++++ AVAILABLE RECORDS
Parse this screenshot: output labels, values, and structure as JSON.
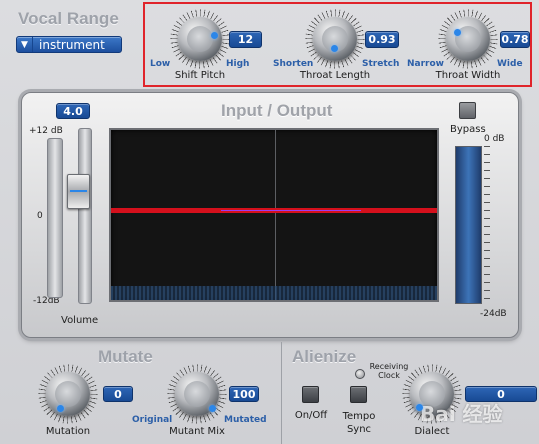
{
  "vocal_range": {
    "title": "Vocal Range",
    "dropdown_value": "instrument",
    "knobs": [
      {
        "name": "Shift Pitch",
        "value": "12",
        "low": "Low",
        "high": "High"
      },
      {
        "name": "Throat Length",
        "value": "0.93",
        "low": "Shorten",
        "high": "Stretch"
      },
      {
        "name": "Throat Width",
        "value": "0.78",
        "low": "Narrow",
        "high": "Wide"
      }
    ]
  },
  "io_panel": {
    "title": "Input / Output",
    "volume_value": "4.0",
    "volume_label": "Volume",
    "volume_scale": [
      "+12 dB",
      "0",
      "-12dB"
    ],
    "bypass_label": "Bypass",
    "meter_scale": [
      "0 dB",
      "-24dB"
    ]
  },
  "mutate": {
    "title": "Mutate",
    "knobs": [
      {
        "name": "Mutation",
        "value": "0"
      },
      {
        "name": "Mutant Mix",
        "value": "100",
        "low": "Original",
        "high": "Mutated"
      }
    ]
  },
  "alienize": {
    "title": "Alienize",
    "receiving_clock": "Receiving Clock",
    "on_off": "On/Off",
    "tempo_sync": "Tempo Sync",
    "dialect_label": "Dialect",
    "dialect_value": "0"
  },
  "watermark": "Bai 经验",
  "colors": {
    "accent_blue": "#2b86e8",
    "highlight_red": "#e0242b",
    "trace_red": "#e01020",
    "trace_purple": "#9a3df0"
  }
}
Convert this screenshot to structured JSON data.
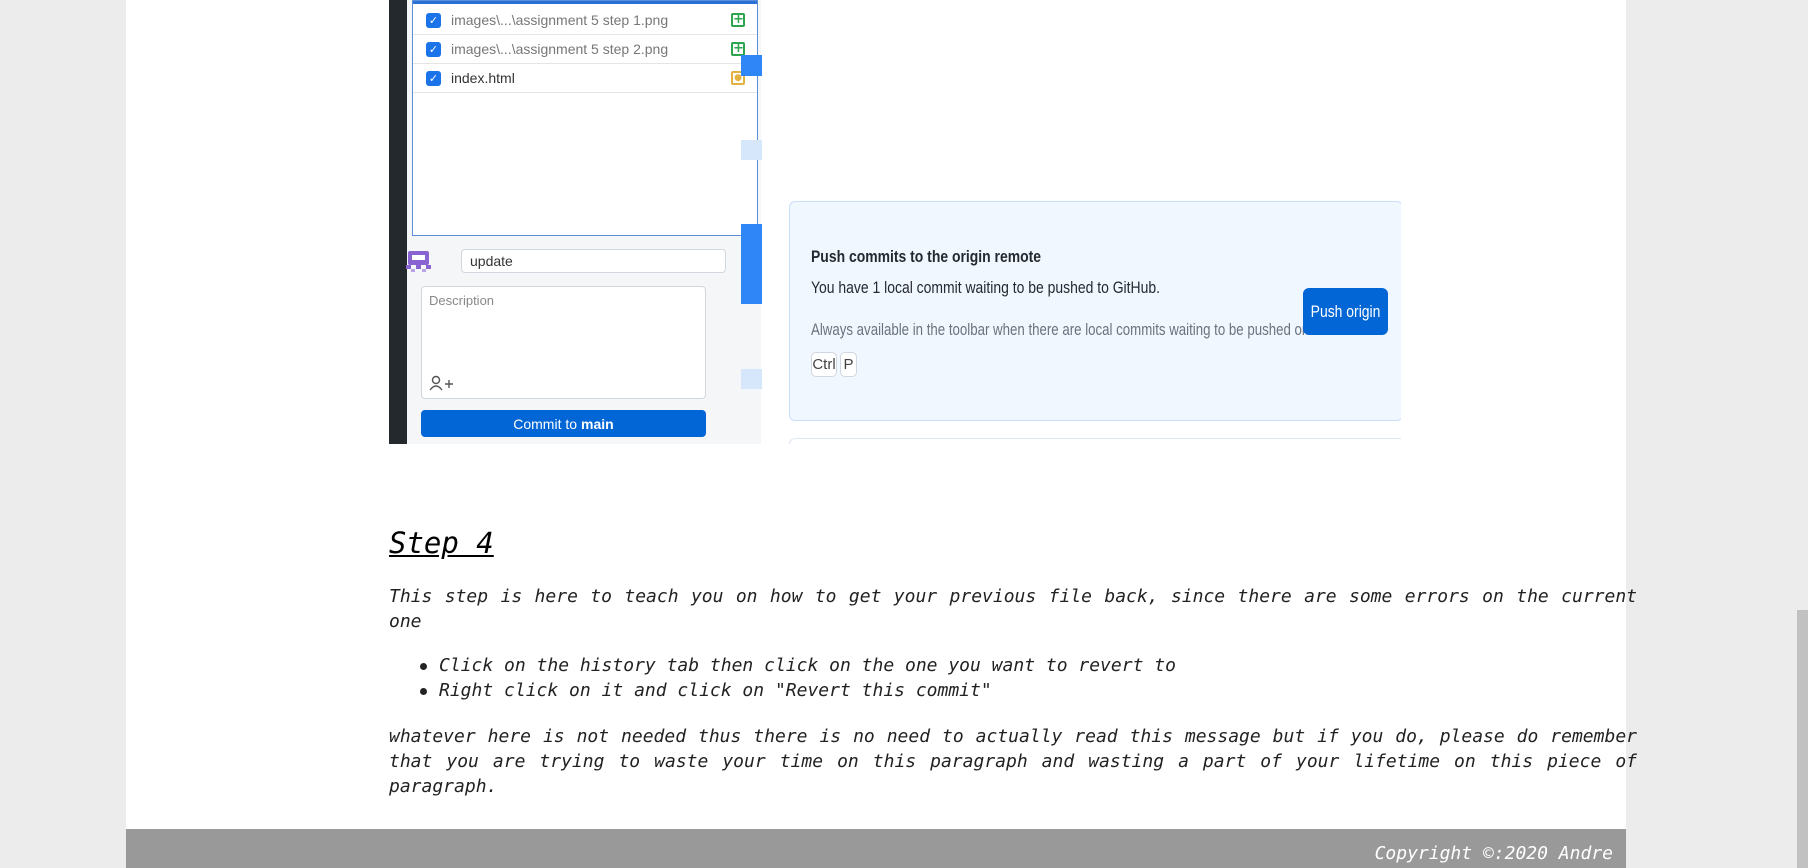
{
  "screenshot": {
    "files": [
      {
        "name": "images\\...\\assignment 5 step 1.png",
        "status": "added"
      },
      {
        "name": "images\\...\\assignment 5 step 2.png",
        "status": "added"
      },
      {
        "name": "index.html",
        "status": "modified"
      }
    ],
    "summary_value": "update",
    "description_placeholder": "Description",
    "commit_prefix": "Commit to",
    "commit_branch": "main",
    "push_card": {
      "title": "Push commits to the origin remote",
      "subtitle": "You have 1 local commit waiting to be pushed to GitHub.",
      "note": "Always available in the toolbar when there are local commits waiting to be pushed or",
      "keys": [
        "Ctrl",
        "P"
      ],
      "button": "Push origin"
    }
  },
  "article": {
    "step_title": "Step 4",
    "intro": "This step is here to teach you on how to get your previous file back, since there are some errors on the current one",
    "bullets": [
      "Click on the history tab then click on the one you want to revert to",
      "Right click on it and click on \"Revert this commit\""
    ],
    "outro": "whatever here is not needed thus there is no need to actually read this message but if you do, please do remember that you are trying to waste your time on this paragraph and wasting a part of your lifetime on this piece of paragraph."
  },
  "footer": {
    "copyright": "Copyright ©:2020 Andre"
  },
  "colors": {
    "accent": "#0366d6",
    "footer_bg": "#999999",
    "page_bg": "#ececec"
  }
}
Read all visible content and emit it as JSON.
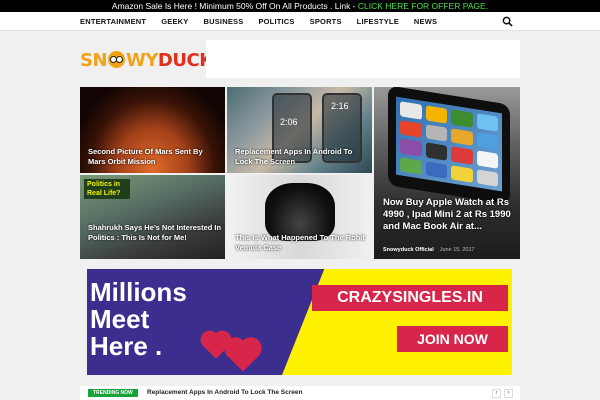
{
  "promo": {
    "text": "Amazon Sale Is Here ! Minimum 50% Off On All Products . Link - ",
    "link_label": "CLICK HERE FOR OFFER PAGE."
  },
  "nav": {
    "items": [
      "ENTERTAINMENT",
      "GEEKY",
      "BUSINESS",
      "POLITICS",
      "SPORTS",
      "LIFESTYLE",
      "NEWS"
    ]
  },
  "logo": {
    "part1": "SN",
    "part2": "WY",
    "part3": "DUCK"
  },
  "tiles": {
    "mars": "Second Picture Of Mars Sent By Mars Orbit Mission",
    "android": "Replacement Apps In Android To Lock The Screen",
    "android_clock_a": "2:06",
    "android_clock_b": "2:16",
    "shahrukh_tag": "Politics in Real Life?",
    "shahrukh": "Shahrukh Says He’s Not Interested In Politics : This Is Not for Me!",
    "rohit": "This Is What Happened To The Rohit Vemula Case",
    "apple": "Now Buy Apple Watch at Rs 4990 , Ipad Mini 2 at Rs 1990 and Mac Book Air at...",
    "apple_author": "Snowyduck Official",
    "apple_date": "June 15, 2017"
  },
  "banner": {
    "headline_1": "Millions",
    "headline_2": "Meet",
    "headline_3": "Here .",
    "brand": "CRAZYSINGLES.IN",
    "cta": "JOIN NOW"
  },
  "trending": {
    "badge": "TRENDING NOW",
    "text": "Replacement Apps In Android To Lock The Screen",
    "prev": "‹",
    "next": "›"
  }
}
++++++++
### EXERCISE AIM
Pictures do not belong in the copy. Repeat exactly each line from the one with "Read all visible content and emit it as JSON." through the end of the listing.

### OUTPUT
Read all visible content and emit it as JSON.
{
  "promo": {
    "text": "Amazon Sale Is Here ! Minimum 50% Off On All Products . Link - ",
    "link_label": "CLICK HERE FOR OFFER PAGE."
  },
  "nav": {
    "items": [
      "ENTERTAINMENT",
      "GEEKY",
      "BUSINESS",
      "POLITICS",
      "SPORTS",
      "LIFESTYLE",
      "NEWS"
    ]
  },
  "logo": {
    "part1": "SN",
    "part2": "WY",
    "part3": "DUCK"
  },
  "tiles": {
    "mars": "Second Picture Of Mars Sent By Mars Orbit Mission",
    "android": "Replacement Apps In Android To Lock The Screen",
    "android_clock_a": "2:06",
    "android_clock_b": "2:16",
    "shahrukh_tag": "Politics in Real Life?",
    "shahrukh": "Shahrukh Says He’s Not Interested In Politics : This Is Not for Me!",
    "rohit": "This Is What Happened To The Rohit Vemula Case",
    "apple": "Now Buy Apple Watch at Rs 4990 , Ipad Mini 2 at Rs 1990 and Mac Book Air at...",
    "apple_author": "Snowyduck Official",
    "apple_date": "June 15, 2017"
  },
  "banner": {
    "headline_1": "Millions",
    "headline_2": "Meet",
    "headline_3": "Here .",
    "brand": "CRAZYSINGLES.IN",
    "cta": "JOIN NOW"
  },
  "trending": {
    "badge": "TRENDING NOW",
    "text": "Replacement Apps In Android To Lock The Screen",
    "prev": "‹",
    "next": "›"
  }
}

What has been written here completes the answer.